That’s why the Tigers are going to win the SWAC championship and play in the Celebration Bowl against North Carolina A&T on Dec. 19. inside the soon-to-be defunct Georgia Dome.
The Braves will not repeat.
Instead of trying to play the role of football expert (I have at least three more credit hours to complete before earning that distinction) and present a bunch of numbers or worn cliches or keys that will decide the outcome of Saturday’s game in Houston, I’ll just get to the point.
I could tell you that Alcorn State might have a chance to win because Braves boast the No.1 defense in the SWAC. I could provide a graph or two about how Alcorn State led the SWAC in rushing this season behind the combination of quarterback Lenorris Footman and running Darryan Ragsdale. I could throw in some stat highlighting that Alcorn State’s defense had only given up seven touchdown passes during the regular season.
None of that matters.
I, like most who follow SWAC football, have watched the Tigers and Braves play a time or 10 when the games are on ESPN3.

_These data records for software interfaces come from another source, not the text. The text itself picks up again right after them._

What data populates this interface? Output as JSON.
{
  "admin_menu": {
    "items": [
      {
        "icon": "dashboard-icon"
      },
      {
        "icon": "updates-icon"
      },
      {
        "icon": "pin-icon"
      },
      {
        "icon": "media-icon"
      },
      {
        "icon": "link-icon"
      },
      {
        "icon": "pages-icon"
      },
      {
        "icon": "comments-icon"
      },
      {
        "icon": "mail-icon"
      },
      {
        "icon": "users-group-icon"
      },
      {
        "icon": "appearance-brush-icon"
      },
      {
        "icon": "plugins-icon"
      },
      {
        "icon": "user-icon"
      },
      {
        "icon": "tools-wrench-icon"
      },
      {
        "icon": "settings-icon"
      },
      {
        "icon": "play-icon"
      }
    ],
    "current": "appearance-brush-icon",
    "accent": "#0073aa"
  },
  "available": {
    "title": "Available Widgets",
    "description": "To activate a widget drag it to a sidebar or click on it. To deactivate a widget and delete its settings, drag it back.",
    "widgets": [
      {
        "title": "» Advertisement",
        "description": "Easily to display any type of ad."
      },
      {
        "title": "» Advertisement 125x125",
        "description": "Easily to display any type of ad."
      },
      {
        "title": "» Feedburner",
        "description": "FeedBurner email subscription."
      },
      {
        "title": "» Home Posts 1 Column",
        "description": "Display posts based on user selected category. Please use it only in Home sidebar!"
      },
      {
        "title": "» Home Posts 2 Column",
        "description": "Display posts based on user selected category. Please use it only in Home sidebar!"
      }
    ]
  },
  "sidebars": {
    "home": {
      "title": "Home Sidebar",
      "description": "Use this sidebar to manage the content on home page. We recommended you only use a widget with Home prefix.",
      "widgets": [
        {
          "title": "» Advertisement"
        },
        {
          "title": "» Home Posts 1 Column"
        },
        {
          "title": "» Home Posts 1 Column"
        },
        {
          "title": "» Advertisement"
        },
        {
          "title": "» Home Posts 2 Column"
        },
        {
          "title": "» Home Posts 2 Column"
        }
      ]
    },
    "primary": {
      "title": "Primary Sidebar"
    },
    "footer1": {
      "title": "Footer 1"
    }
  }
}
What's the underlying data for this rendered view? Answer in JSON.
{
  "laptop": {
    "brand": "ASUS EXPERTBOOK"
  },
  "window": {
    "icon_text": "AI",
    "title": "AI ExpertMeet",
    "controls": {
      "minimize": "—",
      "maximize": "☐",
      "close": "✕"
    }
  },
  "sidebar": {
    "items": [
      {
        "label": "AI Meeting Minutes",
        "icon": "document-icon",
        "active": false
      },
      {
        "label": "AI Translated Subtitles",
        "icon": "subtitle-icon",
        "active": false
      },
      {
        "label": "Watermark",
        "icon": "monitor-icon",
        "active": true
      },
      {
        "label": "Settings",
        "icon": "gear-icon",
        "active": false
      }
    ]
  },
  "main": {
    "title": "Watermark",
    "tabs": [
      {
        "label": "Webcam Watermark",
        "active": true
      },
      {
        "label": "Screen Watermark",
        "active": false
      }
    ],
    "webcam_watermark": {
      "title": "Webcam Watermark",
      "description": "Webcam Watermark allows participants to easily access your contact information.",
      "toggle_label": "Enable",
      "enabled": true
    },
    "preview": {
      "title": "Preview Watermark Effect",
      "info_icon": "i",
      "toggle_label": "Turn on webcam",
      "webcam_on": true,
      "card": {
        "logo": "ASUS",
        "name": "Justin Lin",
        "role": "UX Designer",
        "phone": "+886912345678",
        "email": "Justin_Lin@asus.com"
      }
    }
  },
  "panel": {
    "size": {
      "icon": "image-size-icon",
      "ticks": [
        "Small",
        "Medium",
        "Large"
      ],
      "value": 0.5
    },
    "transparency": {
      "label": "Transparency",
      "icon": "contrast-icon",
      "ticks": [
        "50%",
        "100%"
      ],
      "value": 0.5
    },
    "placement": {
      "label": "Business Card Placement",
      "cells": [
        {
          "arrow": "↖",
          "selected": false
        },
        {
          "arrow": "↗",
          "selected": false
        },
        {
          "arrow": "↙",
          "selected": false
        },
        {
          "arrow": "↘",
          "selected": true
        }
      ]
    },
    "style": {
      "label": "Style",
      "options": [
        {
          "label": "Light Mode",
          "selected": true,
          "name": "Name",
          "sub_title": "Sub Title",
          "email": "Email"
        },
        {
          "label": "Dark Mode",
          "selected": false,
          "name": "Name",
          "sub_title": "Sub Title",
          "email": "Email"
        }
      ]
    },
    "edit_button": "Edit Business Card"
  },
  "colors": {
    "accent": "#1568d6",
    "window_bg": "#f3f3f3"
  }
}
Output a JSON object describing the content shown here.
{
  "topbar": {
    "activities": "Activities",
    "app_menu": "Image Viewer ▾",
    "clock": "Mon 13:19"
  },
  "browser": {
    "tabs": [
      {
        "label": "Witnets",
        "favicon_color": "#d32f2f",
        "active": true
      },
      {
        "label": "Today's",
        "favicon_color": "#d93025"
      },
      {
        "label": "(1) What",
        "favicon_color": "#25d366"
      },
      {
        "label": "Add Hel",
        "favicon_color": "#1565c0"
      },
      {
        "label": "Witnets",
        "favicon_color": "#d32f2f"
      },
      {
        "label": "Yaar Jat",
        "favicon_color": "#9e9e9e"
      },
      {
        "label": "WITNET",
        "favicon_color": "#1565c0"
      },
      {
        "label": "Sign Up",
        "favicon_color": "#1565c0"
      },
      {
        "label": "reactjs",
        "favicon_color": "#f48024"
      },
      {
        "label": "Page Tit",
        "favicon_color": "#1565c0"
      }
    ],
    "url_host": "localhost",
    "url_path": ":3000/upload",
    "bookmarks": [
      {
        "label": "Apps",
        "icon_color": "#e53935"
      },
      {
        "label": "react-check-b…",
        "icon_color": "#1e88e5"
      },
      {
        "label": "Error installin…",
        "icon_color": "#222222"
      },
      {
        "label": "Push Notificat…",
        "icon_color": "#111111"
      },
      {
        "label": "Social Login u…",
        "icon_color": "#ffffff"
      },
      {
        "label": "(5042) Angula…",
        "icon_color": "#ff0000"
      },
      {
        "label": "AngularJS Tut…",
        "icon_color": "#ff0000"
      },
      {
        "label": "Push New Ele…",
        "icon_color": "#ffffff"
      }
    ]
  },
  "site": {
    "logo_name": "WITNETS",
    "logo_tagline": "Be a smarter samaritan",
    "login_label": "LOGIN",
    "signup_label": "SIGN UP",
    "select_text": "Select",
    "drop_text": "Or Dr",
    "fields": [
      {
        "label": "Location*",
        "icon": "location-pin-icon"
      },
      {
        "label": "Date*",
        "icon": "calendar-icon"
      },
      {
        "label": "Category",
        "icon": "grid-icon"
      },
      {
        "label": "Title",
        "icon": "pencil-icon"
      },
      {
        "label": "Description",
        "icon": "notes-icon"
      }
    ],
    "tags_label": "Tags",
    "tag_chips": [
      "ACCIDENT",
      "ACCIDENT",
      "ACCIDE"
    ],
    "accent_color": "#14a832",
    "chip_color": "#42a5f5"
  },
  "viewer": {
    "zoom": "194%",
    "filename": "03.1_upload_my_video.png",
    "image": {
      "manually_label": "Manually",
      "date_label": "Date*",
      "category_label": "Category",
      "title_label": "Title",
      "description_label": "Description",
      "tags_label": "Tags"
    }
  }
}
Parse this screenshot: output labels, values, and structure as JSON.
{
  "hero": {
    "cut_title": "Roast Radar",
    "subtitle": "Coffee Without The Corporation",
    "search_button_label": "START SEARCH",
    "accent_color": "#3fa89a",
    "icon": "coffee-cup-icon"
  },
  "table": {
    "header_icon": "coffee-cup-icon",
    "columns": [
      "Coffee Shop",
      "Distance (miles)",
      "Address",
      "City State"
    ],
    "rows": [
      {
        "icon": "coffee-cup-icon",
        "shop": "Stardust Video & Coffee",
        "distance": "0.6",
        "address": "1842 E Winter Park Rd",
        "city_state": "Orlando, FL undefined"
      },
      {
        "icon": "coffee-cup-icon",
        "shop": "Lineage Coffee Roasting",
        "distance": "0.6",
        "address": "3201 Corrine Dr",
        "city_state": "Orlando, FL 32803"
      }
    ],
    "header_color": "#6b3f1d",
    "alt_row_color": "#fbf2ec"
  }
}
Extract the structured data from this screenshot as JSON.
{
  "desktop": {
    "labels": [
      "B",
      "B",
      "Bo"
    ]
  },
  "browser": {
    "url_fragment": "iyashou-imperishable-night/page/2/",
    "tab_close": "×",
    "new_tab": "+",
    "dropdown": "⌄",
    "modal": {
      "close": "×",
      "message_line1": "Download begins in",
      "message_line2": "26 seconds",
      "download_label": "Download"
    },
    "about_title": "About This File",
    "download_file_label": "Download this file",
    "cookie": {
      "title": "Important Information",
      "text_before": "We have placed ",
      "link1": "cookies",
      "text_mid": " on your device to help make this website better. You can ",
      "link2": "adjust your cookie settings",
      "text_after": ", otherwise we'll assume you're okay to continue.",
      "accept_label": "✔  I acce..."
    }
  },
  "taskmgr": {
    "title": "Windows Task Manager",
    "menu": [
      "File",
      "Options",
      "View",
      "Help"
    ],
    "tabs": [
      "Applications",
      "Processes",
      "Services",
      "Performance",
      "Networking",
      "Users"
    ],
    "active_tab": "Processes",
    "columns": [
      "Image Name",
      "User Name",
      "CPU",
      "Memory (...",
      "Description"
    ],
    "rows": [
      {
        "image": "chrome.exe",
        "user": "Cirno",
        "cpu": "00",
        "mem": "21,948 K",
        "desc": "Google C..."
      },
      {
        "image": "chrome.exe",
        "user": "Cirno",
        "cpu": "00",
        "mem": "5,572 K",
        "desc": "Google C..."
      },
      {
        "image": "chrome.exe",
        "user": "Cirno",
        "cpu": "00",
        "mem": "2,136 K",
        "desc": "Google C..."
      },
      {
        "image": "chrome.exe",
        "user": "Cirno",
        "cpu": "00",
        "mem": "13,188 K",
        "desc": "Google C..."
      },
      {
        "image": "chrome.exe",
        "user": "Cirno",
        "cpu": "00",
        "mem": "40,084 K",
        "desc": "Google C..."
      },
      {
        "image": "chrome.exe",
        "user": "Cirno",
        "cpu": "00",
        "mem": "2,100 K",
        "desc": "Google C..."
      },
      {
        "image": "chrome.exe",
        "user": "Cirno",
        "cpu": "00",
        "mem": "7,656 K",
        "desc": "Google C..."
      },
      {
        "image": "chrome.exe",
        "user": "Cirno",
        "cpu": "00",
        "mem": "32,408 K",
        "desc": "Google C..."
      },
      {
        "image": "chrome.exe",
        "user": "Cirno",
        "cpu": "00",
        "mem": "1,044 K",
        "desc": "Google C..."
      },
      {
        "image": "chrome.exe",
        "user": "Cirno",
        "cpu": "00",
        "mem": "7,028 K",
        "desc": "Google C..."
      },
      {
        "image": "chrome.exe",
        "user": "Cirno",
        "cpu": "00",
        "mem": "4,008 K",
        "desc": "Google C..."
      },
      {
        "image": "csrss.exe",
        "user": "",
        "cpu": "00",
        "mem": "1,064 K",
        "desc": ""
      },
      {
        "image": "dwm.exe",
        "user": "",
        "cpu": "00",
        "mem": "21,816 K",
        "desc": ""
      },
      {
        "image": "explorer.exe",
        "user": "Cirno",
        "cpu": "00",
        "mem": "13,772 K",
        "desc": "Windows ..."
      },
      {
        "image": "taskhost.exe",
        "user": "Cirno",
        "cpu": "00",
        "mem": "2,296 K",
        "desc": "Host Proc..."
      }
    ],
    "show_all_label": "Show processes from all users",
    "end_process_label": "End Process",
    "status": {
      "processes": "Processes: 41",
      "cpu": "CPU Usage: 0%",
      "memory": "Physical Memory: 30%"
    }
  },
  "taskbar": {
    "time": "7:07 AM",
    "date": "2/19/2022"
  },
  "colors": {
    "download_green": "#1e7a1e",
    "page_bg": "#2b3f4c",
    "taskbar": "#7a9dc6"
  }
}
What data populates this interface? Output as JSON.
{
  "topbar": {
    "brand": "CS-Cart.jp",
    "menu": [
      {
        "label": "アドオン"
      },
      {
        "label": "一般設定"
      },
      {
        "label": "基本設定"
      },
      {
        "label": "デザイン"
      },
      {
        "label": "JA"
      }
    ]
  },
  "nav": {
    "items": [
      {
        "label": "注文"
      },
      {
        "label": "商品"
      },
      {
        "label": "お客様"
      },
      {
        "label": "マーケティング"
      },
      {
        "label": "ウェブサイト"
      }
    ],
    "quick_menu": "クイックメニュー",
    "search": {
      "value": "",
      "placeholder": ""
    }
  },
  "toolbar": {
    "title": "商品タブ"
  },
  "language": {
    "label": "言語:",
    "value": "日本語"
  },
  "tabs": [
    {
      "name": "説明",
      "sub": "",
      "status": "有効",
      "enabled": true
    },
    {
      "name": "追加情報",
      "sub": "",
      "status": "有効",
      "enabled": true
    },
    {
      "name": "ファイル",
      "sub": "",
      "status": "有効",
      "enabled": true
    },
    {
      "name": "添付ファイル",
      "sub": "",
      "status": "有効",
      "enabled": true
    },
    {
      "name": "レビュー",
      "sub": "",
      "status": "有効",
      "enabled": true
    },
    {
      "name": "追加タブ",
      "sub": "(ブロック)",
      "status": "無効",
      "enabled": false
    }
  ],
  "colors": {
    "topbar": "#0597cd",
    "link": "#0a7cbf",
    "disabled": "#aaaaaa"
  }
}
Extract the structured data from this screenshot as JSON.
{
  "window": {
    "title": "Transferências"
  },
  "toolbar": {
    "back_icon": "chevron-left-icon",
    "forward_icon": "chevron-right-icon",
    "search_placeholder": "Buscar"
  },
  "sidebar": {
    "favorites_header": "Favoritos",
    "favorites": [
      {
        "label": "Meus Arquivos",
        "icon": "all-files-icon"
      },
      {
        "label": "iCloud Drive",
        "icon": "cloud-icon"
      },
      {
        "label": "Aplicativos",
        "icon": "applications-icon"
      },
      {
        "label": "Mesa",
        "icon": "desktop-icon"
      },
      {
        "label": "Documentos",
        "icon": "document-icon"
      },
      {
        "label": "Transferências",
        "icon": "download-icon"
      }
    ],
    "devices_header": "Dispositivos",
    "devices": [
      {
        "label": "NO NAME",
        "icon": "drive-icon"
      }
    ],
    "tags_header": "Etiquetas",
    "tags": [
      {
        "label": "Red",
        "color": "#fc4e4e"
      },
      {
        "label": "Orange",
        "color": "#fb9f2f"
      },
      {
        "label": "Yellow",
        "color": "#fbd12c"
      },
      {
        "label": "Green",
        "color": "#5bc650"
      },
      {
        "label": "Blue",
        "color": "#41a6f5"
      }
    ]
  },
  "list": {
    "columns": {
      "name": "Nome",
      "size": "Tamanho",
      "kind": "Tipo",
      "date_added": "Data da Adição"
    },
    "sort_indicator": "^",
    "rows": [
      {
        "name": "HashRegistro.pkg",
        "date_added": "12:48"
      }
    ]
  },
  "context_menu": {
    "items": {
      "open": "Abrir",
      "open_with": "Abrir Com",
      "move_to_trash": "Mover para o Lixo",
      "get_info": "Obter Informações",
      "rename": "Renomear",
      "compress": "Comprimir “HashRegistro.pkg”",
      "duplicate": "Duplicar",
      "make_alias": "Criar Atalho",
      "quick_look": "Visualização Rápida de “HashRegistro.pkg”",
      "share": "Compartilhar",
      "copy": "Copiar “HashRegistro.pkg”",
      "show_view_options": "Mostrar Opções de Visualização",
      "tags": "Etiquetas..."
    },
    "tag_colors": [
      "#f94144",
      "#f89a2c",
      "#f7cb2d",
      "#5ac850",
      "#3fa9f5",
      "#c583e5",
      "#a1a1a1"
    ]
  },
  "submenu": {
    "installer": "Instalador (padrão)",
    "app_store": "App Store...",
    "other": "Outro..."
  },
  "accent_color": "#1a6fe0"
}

After getting off to an 0-2 start with a defense that could not stop a junior high school offense, Grambling got seemingly better in all most every facet of the game to roll unbeaten through SWAC play.
Johnathan Williams, who started last season as the Tigers’ Cardale Jones before rising to stardom, was clearly the best player in the SWAC this season, completing 58.8 percent of his passes for 2,148 yards, 24 touchdowns and 13 interceptions.
With a player performing to the level that Williams has all season, especially at quarterback, he can (and for the most part has) mask any deficiencies plaguing the team. We saw this during several games this season, including the 35-34 win at Alcorn State on Oct.17. that brought tears of joy to the eyes of Broderick Fobbs.
Williams, who was recently named SWAC Offensive Player of the Year, is the reason the Tigers are 8-0 in conference play and will be holding up the trophy.
While Alcorn State has been good this season, they were not the 2014 Alcorn State good. The defense still performed at high level as mentioned previously, but the offense has been wildly inconsistent and reckless, losing 24 fumbles and doing just enough in the passing game to get by.
Oh, and neither John Gibbs Jr. — before he suffered an injury or his replacement Footman — can actually pull off that thing called the forward pass with much consistency. If Footman gets the bulk of the snaps against Grambling, Jay Hopson will be trying to win with a QB who only completes 40 percent of his passes. FORTY. PERCENT.
That’s what we call a bad matchup in around the way, especially with his opposite number being able to stress defenses with his arm and legs.
This is the point of the column where we get to the coaches. Hopson vs. Fobbs.
Both men have taken their respective programs from worst to the apex of the conference amid unforeseen challenges. For Hopson, it was not being able to recruit that first year.
For Fobbs, it was coming into a situation where their was a lack of sufficient athletic training facilities, post-workout nutrition, and more importantly football players.
But ya’ll already knew that. There were press conferences and ESPN special reports to confirm it.
Enter into awkward transition
Having gone through a championship run just a year ago gives Hopson what would appear to be an edge in experience. That counts for something, I suppose. But that didn’t matter much at all in 2014 when Hopson was the rook matching coach-y decisions on the sidelines with Southern’s Dawson Odums.
In the end, Fobbs has something Hopson doesn’t.
Fobbs is “G.” He said so himself.
He represents the “G.”
Eddie Robinson’s middle name starts with a “G.”
All of the helmets Grambling wear feature the familiar “G.”
The “G” has mystical powers that helps Grambling wins football games. That will be the case Saturday.
What: SWAC Championship
When: Saturday, 3 p.m. (central time)
Where: NRG Stadium, Houston, Texas